Tuesday, August 21, 2007
By Ababu Namwamba
Kalonzo Musyoka’s exit from the Orange House is having exactly the opposite effect from what was expected by both the Mwingi North MP and the Kibaki corner.
Instead of precipitating disarray among the Orange forces, Kalonzo’s departure has instead galvanised the mainstream leadership of the popular movement and catalysed its rapid flight.
The mood of uncertainty that had engulfed the party in the wake of the Kalonzo obduracy has given way to a stirring sense of relief and unity of purpose. There is a new spirit of urgency to prove that the Orange juggernaut is unstoppable, and to especially demonstrate that the Kalonzo walkout was more boon than tragic. The "Kalonzo factor" has been swiftly neutralised as the ex-Nyayo blue-eyed boy becomes isolated and takes on the bad guy image of the conformist recalcitrant cosy with anti-change forces.
In under one week, the fledgling Western Alliance has solidified while ODM has effortlessly swamped the renegade ODM-Kenya and scheduled a National Delegates Congress for September 1 where the team to lead the party to battle is to be unveiled. This must have greatly alarmed Kalonzo and gravely disappointed the Kibaki crowd that had anchored the President’s re-election strategy on the hope that a split in ODM would see at least one significant Orange leader leave alongside the former Kanu organising secretary.
Little wonder then that there has hardly been any cheer from the otherwise voluble Kibaki sidekicks. And while Kalonzo and his mainly Akamba handlers have put on brave faces, the faÁade of bravado hardly conceals the palpable sense of panic in their ranks that has seen them hole up in their Ukambani backyard as Raila Odinga, Musalia Mudavadi, William Ruto, Joseph Nyagah and Najib Balala stomp the length and breadth of the political landscape.
The sheer public venom that greeted Kalonzo’s "strategic" manouvre and the ecstatic cheer that welcomed the ODM original take-over masterstroke by his erstwhile ‘brothers’ was a stinging reality check.
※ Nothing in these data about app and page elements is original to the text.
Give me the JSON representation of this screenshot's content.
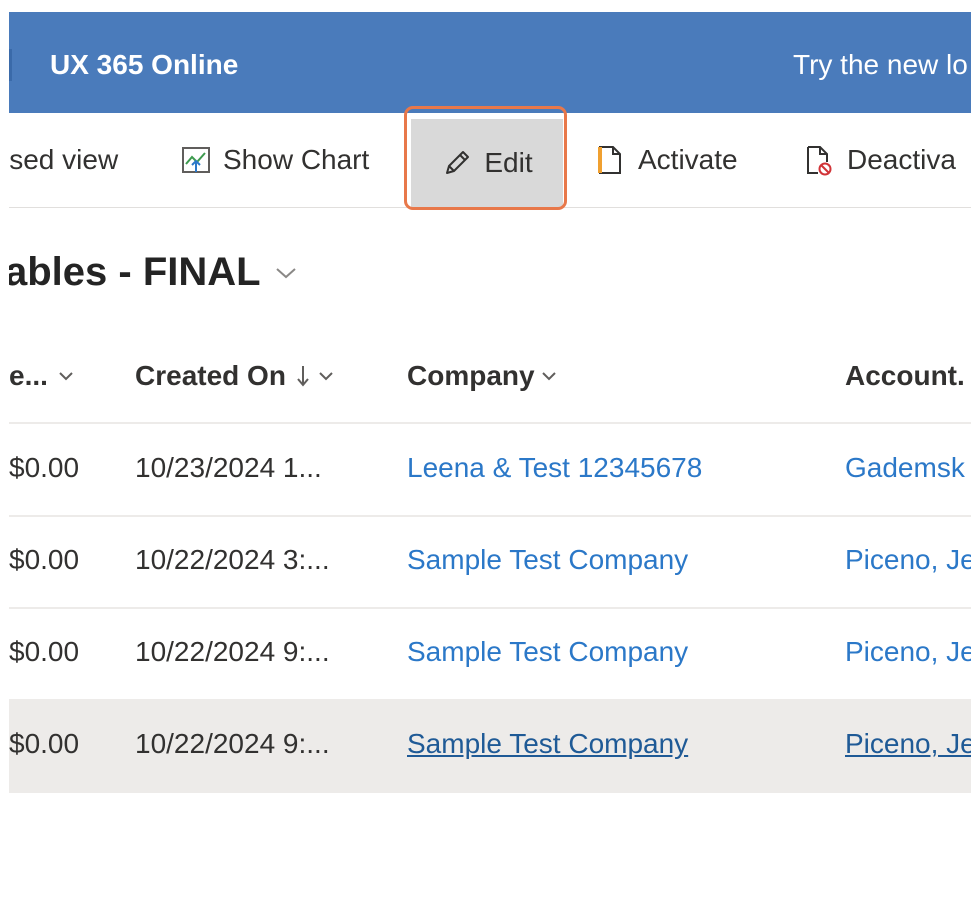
{
  "header": {
    "app_title": "UX 365 Online",
    "try_new": "Try the new lo"
  },
  "toolbar": {
    "focused_view_label": "ised view",
    "show_chart_label": "Show Chart",
    "edit_label": "Edit",
    "activate_label": "Activate",
    "deactivate_label": "Deactiva"
  },
  "view": {
    "title": "ables - FINAL"
  },
  "grid": {
    "columns": [
      "e...",
      "Created On",
      "Company",
      "Account."
    ],
    "rows": [
      [
        "$0.00",
        "10/23/2024 1...",
        "Leena & Test 12345678",
        "Gademsk"
      ],
      [
        "$0.00",
        "10/22/2024 3:...",
        "Sample Test Company",
        "Piceno, Je"
      ],
      [
        "$0.00",
        "10/22/2024 9:...",
        "Sample Test Company",
        "Piceno, Je"
      ],
      [
        "$0.00",
        "10/22/2024 9:...",
        "Sample Test Company",
        "Piceno, Je"
      ]
    ]
  },
  "colors": {
    "header_bg": "#4a7bbb",
    "link": "#2b78c8",
    "highlight": "#e8784a",
    "activate_icon": "#f0a030",
    "deactivate_badge": "#d13438"
  }
}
With his political path having been smoothed by the patronage of the late Chief Justice Kitili Mwendwa, the departed King of Akamba, Mulu Mutisya and ex-president Daniel Moi, Kalonzo now finds himself in the unfamiliar spot of having to swim against the current unaided. And things do not look rosy at all. Already, his self-inflicted isolation has shattered the much touted mien of the born-again diplomatic gentleman, while his recent public utterances have cast him as rash and temperamental, with a bloated sense of self importance.
After Steadman fanned his ambition to mythical heights, reality must be dawning on Kalonzo that on his own, he is a paper tiger without a solid political base, and easy fodder for cannons firing from his past as a hawkish anti-reform Nyayo apologist. It is quite telling that he has been easily boxed into his Ukambani tribal pigeon hole; and even here he must contend with his perennial Achilles heel, Charity Ngilu, and Kibaki foot soldiers, Mutua Katuku, Kivutha Kibwana and Joseph Munyao. On the national scene, the likes of Julia Ojiambo offer him little political premium, and he is likely to encounter hostility in the ODM strongholds of Western, Nyanza, Rift Valley, Nairobi and Coast.
But Kalonzo still has four options: One, join Kibaki and play fifth fiddle to already established system hawks. In the event of a Kibaki re-election, he could return to the Environment ministry.
Two, team up with Uhuru Kenyatta, Moi and Nicholas Biwott to form a super-conservative third plank. Since he shares in Uhuru’s dream of being part of the next government, whoever wins, this would offer him a post-election negotiation platform. Three, run independently, in which case he would condemn most of the Akamba votes to the dustbin of "spoilt votes" for they would take him nowhere near the precincts of State House.
Four eat humble pie and return to the mainstream ODM fold.
Meanwhile in the Orange House, the Maisha Bora (better life) dream is on a roll. The exit of Kanu and Kalonzo has thrown up three excellent prospects. One, it has separated sheep from wolf and given space to proven reformers to steer the Orange Odyssey unencumbered by conformist ghosts from the past. Two, it has left a trim outfit unlikely to suffer Narc-like post-election wrangles.
Three, it has paved the way for the maturation of a well-knit political party anchored on the crucial Western block and with the flexibility to build alliances with like-minded forces. Kibaki better watch out!